Table 1

The heat of fusion ΔH fc(J/g) values of samples calculated from DSC curves

Samples

PA

PA-SDBS

0.1 wt.%CNT/PA-SDBS

ΔH fc(J/g)

11.3

9.4

9.8

Samples

0.5 wt.%CNT/PA-SDBS

1 wt.%CNT/PA-SDBS

3 wt.%CNT/PA-SDBS

ΔH fc(J/g)

11.1

9.1

9.2

Table 2

The storage modulus value E′ (MPa) at 90 °C and tanδ peak value (°C) of samples

Samples

PA

0.1 wt.%CNT/PA-SDBS

0.5 wt.%CNT/PA-SDBS

E′(MPa)

76.97

146.6

169.6

Tg(°C)

69.9

60.0

75.8

Samples

1 wt.%CNT/PA-SDBS

1 wt.%CNT/PA

3 wt.%CNT/PA-SDBS

E′(MPa)

280.4

146.0

346.8

Tg(°C)

84.1

69.0

86.9

Combining the DMA results and above analysis of crystallization through the DSC and XRD measurement, we can conclude the increasing mechanical property for composites should be ascribed to the strengthening effect from the CNT component, not being caused by the variation of crystalline phase and crystallinity resulted in by the addition of CNT. Correspondingly, the elevating Tg temperature (last line in Table 2) is also a strong evidence: at 3 wt.% CNT content, the Tg temperature reach to 86.9 °C, increasing about 27 °C comparison with neat PA (69.9 °C). This effect is indeed in agreement to previous studies which showed that the constraining of polymer chains by attachment to silica or to nanotube surfaces results in an increasing of Tg [5, 31, 32].
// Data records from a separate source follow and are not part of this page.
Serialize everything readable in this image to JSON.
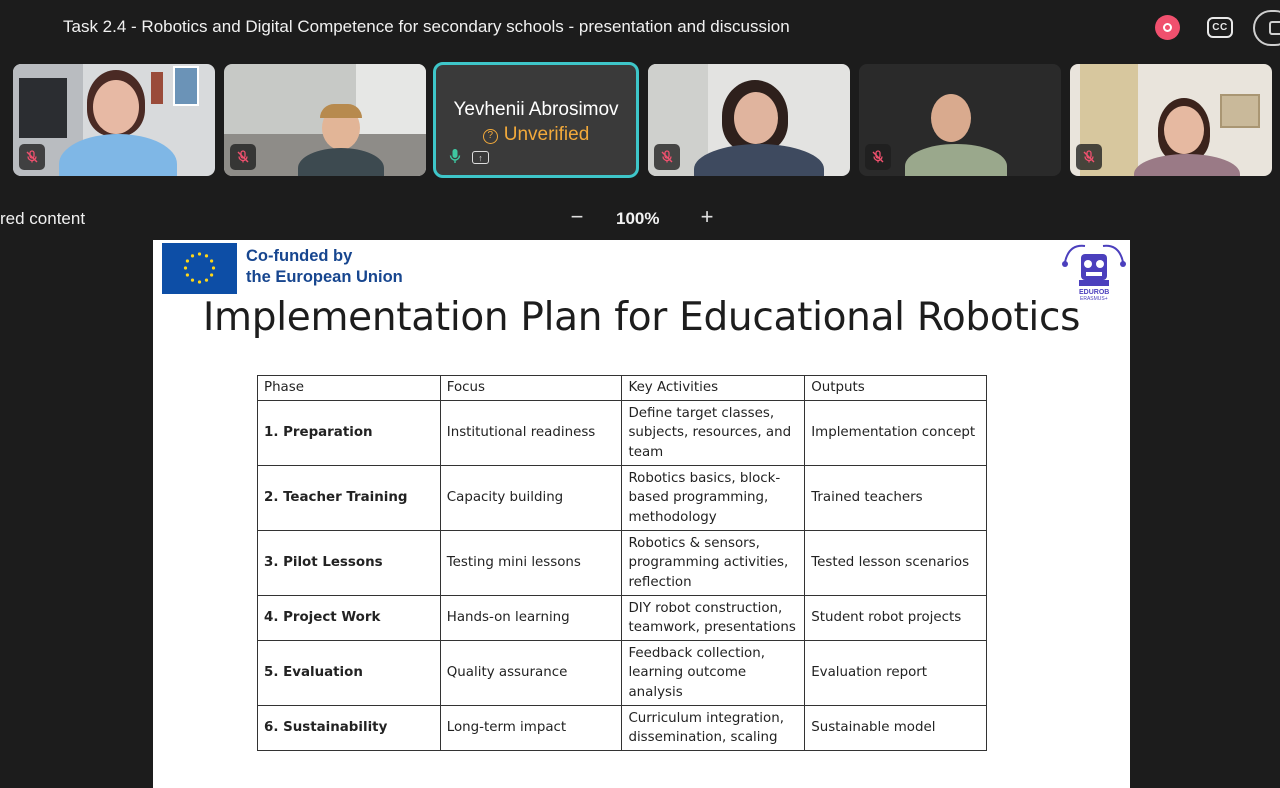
{
  "meeting": {
    "title": "Task 2.4 - Robotics and Digital Competence for secondary schools - presentation and discussion",
    "cc_label": "CC"
  },
  "participants": [
    {
      "name": "",
      "muted": true
    },
    {
      "name": "",
      "muted": true
    },
    {
      "name": "Yevhenii Abrosimov",
      "status": "Unverified",
      "muted": false,
      "active": true
    },
    {
      "name": "",
      "muted": true
    },
    {
      "name": "",
      "muted": true
    },
    {
      "name": "",
      "muted": true
    }
  ],
  "shared": {
    "label": "red content",
    "zoom": "100%",
    "zoom_minus": "−",
    "zoom_plus": "+"
  },
  "slide": {
    "funding_line1": "Co-funded by",
    "funding_line2": "the European Union",
    "logo_text": "EDUROB",
    "logo_sub": "ERASMUS+",
    "title": "Implementation Plan for Educational Robotics",
    "table": {
      "headers": [
        "Phase",
        "Focus",
        "Key Activities",
        "Outputs"
      ],
      "rows": [
        {
          "phase": "1. Preparation",
          "focus": "Institutional readiness",
          "activities": "Define target classes, subjects, resources, and team",
          "outputs": "Implementation concept"
        },
        {
          "phase": "2. Teacher Training",
          "focus": "Capacity building",
          "activities": "Robotics basics, block-based programming, methodology",
          "outputs": "Trained teachers"
        },
        {
          "phase": "3. Pilot Lessons",
          "focus": "Testing mini lessons",
          "activities": "Robotics & sensors, programming activities, reflection",
          "outputs": "Tested lesson scenarios"
        },
        {
          "phase": "4. Project Work",
          "focus": "Hands-on learning",
          "activities": "DIY robot construction, teamwork, presentations",
          "outputs": "Student robot projects"
        },
        {
          "phase": "5. Evaluation",
          "focus": "Quality assurance",
          "activities": "Feedback collection, learning outcome analysis",
          "outputs": "Evaluation report"
        },
        {
          "phase": "6. Sustainability",
          "focus": "Long-term impact",
          "activities": "Curriculum integration, dissemination, scaling",
          "outputs": "Sustainable model"
        }
      ]
    }
  },
  "colors": {
    "background": "#1c1c1c",
    "active_border": "#3ec6c9",
    "unverified": "#f2a93b",
    "record": "#f0506e",
    "eu_blue": "#0d4ea6",
    "eu_text": "#17468f"
  },
  "icons": [
    "record-icon",
    "closed-captions-icon",
    "more-options-icon",
    "mic-off-icon",
    "mic-on-icon",
    "screen-share-icon",
    "question-icon",
    "zoom-out-icon",
    "zoom-in-icon",
    "eu-flag-icon",
    "edurob-logo-icon"
  ]
}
Conversely, some investigations indicated that for the MWCNTs/PA6 blend composites, the Tg did not change with respect to PA6, due to a lower/weak covalent linkage between MWCNTs and PA6 [22, 33]. In this experiment, no any modification for MWCNTs was proceeded and the increasing Tg was probably ascribe to the strong interaction existing between MWCNTs and aromatic PA chains, which restrict the movement of PA chains and lead to the increasing Tg temperature.

In this case, in order to get a close check whether adding surfactant is help to increase the strengthening effect of CNT to neat PA, the thermal mechanical property of 1 wt.% CNT/PA-SDBS and 1 wt.% CNT/PA are comparably investigated. As exhibited in curves from Fig. 11, which clearly indicates after the surfactant was added, the storage modulus and Tg for composites are both improved, i.e., increasing about one times for storage modulus and 15 °C for Tg temperature (see Table 2). This observation also proves that the addition of surfactant is help to disperse the carbon nanotube into PA matrix, and accordingly increasing the mechanical property and Tg of composites.

Conclusion

Semi-aromatic polyamide(PA)/(MWCNT) composite was prepared through a high-speed shearing (11,000 rpm) step for 2 h in the presence of surfactant SDBS. To the analysis of morphology, crystallization and dynamical mechanical property show the presence of SDBS help to disperse the MWCNT, largely enhancing the mechanical property; the storage modulus (E′) of 3 wt.% MWCNT/PA-SDBS at 90 °C is 3.5 times greater than PA and the (Tg) increases about 27 °C. Similar phenomena are not found in MWCNT/PA composite without surfactant. Simultaneously, the filled MWCNT was not the effect of crystalline phase and crystallinity of PA, proving the increasing mechanical property for these composites is the origin from the strengthening effect of MWCNT itself, not being caused by the change of crystalline phase and crystallinity resulted in by the addition of MWCNT. The increasing Tg probably ascribe to the strong interaction existing between MWCNTs itself and PA chains, restricting the movement of PA chains. Which indicate that the strong interaction exists between the carbon nanotube itself and aromatic polymer chains. Just through a simple method dispersing the carbon nanotube into aromatic polymer can obtain a large enhancing mechanical property, without complicated modification for carbon nanotube carried out, thus, the damage to carbon nanotube structure is also smaller. This result will be applied to the preparation of other aromatic polymer-CNT composites.

Acknowledgement

This work was partially subsidized by Henan Innovation Project for University Prominent Research Talents (“HAIPURT”) program.

Copyright information

© Springer Science+Business Media, LLC 2007